This April 27 through May 7, the OSUN Center for Human Rights and the Arts at Bard College (CHRA) presents ten capstone projects of its inaugural class of the MA Program in Human Rights and the Arts. Each of these projects is based on original research by a graduating student, carried out during their second year in the program. Projects range in research methods and subject matter, taking the form of an installation, a live performance, a written work, or some combination thereof.
The thesis exhibition highlights a core component of CHRA’s graduate program, which empowers students to develop a topic at the intersection of human rights and the arts, making both methodological and analytic interventions into this newly emerging field. Some of these projects were developed from research conducted within courses in the MA program.

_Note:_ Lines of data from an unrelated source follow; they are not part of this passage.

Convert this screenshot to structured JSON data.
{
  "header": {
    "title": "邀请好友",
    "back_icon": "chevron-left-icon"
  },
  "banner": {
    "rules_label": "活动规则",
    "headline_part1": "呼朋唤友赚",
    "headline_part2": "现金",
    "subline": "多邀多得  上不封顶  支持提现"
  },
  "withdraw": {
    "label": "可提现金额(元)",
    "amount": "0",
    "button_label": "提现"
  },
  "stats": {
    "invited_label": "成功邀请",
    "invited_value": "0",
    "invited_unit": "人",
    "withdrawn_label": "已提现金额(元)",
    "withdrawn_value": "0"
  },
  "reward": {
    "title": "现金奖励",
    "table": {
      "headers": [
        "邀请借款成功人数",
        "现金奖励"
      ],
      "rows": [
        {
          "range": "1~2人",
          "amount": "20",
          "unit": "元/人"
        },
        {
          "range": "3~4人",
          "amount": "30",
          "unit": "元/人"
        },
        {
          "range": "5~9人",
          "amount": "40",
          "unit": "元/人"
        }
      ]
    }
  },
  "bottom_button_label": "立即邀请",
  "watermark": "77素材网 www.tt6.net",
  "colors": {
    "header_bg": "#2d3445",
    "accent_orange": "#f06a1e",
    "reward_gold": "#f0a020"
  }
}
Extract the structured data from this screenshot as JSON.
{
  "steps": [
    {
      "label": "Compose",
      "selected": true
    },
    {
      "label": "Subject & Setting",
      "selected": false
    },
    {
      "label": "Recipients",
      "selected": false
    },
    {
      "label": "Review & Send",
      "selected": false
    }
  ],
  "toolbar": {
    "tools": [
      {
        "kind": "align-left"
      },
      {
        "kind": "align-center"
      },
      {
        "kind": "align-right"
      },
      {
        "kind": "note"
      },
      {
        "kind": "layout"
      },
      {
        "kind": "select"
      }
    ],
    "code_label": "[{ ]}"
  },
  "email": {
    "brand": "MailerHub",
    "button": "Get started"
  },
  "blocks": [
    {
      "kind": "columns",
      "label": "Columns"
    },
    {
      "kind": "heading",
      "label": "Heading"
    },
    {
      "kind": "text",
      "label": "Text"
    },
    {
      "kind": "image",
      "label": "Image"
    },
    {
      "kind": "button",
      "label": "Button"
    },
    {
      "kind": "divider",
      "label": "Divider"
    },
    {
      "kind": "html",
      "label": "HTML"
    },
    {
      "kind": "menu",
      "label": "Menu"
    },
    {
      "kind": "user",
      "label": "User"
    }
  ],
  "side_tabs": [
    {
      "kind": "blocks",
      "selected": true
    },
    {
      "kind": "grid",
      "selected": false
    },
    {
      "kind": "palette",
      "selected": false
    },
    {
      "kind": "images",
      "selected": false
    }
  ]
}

Others build on research and artistic practices carried out before and/or in parallel with the student’s enrollment in the program.

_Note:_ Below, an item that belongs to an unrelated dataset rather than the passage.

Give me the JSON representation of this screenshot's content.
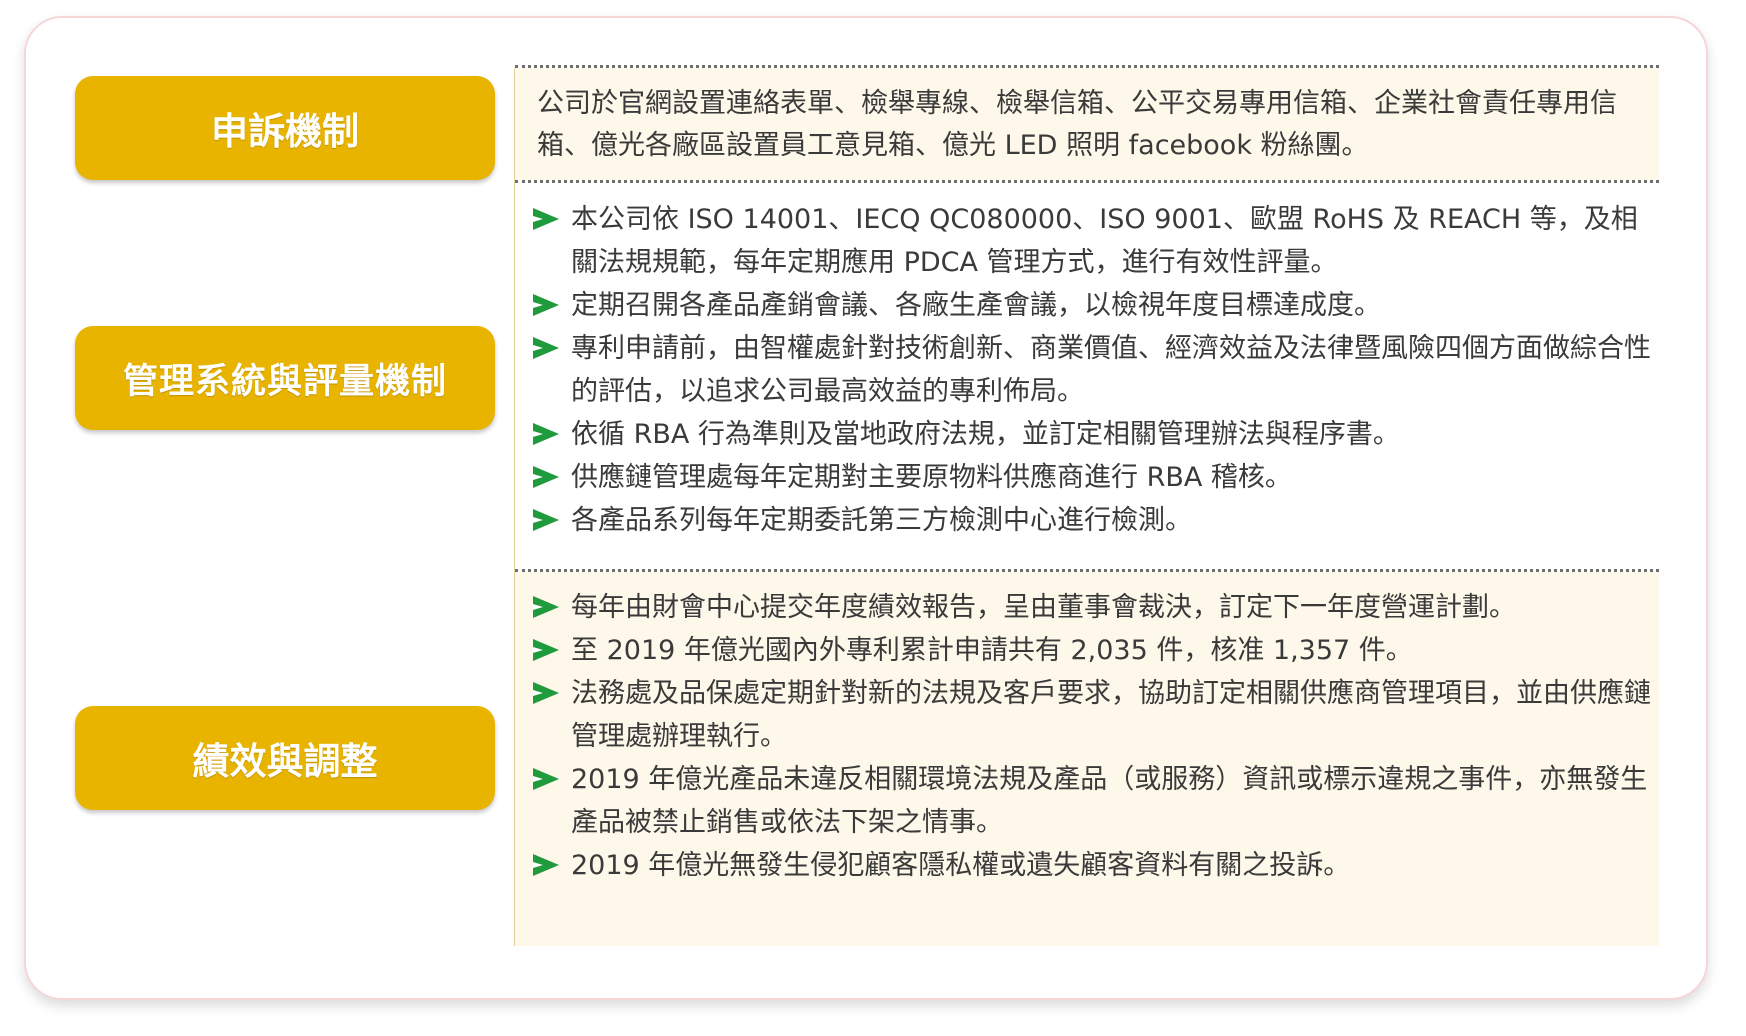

“The thesis projects exhibited are a testament to the rigorous research, dynamic understanding of the intersection between human rights and the arts, and diversity of forms that are at the hearth of our program,” said Ziad Abu-Rish, Director of the MA Program at the OSUN Center for Human Rights and the Arts at Bard College. Tania El Khoury, Director of the OSUN Center for Human Rights and the Arts at Bard College, added, “The graduating students’ thesis projects contribute critical knowledge on important topics and are being shared in this exhibition in creative, innovative, and accessible ways.”
The MA Thesis Exhibition will open to the public on Thursday April 27 and run through Sunday May 7. The exhibition takes place in locations across the Bard College Annandale campus as well as in Tivoli and Barrytown. Installations are available for viewing everyday (see below for details) of the exhibition, whereas live performances are more selectively scheduled.

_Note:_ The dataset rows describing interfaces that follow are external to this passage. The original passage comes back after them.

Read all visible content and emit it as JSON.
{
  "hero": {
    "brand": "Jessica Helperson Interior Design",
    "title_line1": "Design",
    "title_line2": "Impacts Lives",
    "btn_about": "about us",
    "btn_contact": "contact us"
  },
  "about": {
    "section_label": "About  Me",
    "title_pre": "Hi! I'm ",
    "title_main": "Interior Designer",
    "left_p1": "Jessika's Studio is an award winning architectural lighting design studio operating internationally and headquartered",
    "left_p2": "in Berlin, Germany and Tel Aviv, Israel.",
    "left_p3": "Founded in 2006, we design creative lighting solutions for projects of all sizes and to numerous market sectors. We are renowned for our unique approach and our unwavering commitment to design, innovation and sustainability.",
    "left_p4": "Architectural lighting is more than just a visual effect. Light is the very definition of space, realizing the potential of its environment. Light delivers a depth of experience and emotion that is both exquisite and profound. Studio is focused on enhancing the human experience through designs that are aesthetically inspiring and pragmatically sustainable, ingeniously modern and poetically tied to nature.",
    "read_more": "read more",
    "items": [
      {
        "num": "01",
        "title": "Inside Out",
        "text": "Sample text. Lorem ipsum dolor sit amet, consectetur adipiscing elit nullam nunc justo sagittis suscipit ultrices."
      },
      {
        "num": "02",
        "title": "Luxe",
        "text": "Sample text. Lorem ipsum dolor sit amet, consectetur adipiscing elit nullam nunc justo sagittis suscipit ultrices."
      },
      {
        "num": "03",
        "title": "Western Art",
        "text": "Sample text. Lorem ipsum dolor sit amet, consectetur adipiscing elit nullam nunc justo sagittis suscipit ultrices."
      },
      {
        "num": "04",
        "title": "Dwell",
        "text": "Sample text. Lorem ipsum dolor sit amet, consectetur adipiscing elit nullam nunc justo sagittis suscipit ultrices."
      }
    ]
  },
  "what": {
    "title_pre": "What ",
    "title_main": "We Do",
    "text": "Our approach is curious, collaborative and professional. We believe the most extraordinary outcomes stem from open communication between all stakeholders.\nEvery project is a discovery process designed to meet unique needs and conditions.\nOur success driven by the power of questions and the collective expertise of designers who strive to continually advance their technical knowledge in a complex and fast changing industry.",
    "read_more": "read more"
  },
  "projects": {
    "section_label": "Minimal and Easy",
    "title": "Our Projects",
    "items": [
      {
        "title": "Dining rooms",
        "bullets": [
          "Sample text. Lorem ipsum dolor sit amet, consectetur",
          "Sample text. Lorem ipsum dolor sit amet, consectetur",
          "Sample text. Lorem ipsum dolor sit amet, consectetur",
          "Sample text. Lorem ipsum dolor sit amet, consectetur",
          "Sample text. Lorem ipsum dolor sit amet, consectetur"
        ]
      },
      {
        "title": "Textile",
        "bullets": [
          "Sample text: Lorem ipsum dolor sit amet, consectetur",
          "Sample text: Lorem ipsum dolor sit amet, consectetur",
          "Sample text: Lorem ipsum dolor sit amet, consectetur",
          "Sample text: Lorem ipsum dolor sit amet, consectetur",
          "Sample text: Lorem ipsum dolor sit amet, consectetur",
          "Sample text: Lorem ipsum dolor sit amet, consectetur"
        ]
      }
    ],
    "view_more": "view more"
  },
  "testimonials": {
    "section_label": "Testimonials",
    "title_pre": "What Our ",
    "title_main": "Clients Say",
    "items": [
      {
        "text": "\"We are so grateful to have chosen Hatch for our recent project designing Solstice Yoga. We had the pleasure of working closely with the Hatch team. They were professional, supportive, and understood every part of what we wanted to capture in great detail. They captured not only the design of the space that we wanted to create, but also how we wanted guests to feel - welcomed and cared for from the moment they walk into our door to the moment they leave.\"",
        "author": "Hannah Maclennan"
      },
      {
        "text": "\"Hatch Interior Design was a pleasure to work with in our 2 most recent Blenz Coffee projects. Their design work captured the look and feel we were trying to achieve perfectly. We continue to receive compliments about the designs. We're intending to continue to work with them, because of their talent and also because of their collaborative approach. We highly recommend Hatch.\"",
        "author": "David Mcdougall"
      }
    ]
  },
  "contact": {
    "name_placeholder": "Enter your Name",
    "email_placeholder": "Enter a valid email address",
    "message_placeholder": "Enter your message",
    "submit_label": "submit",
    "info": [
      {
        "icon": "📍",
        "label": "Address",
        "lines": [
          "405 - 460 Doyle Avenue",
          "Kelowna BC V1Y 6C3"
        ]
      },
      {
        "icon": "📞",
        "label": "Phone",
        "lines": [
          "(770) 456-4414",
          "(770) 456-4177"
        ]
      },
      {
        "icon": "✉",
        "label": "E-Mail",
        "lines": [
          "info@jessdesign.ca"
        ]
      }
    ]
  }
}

Click here for a complete schedule of the exhibition, including a reading room, installations, and live performances.
Exhibition Credits: The MA Thesis Exhibition features capstone projects that are part of the requirements for the MA degree in Human Rights and the Arts and are developed within the context of the two-semester thesis course sequence. They are made possible with the support of the OSUN Center for Human Rights & the Arts, which is funded by the Open Society Foundation. Additional support was given to select projects as indicated in the project abstracts.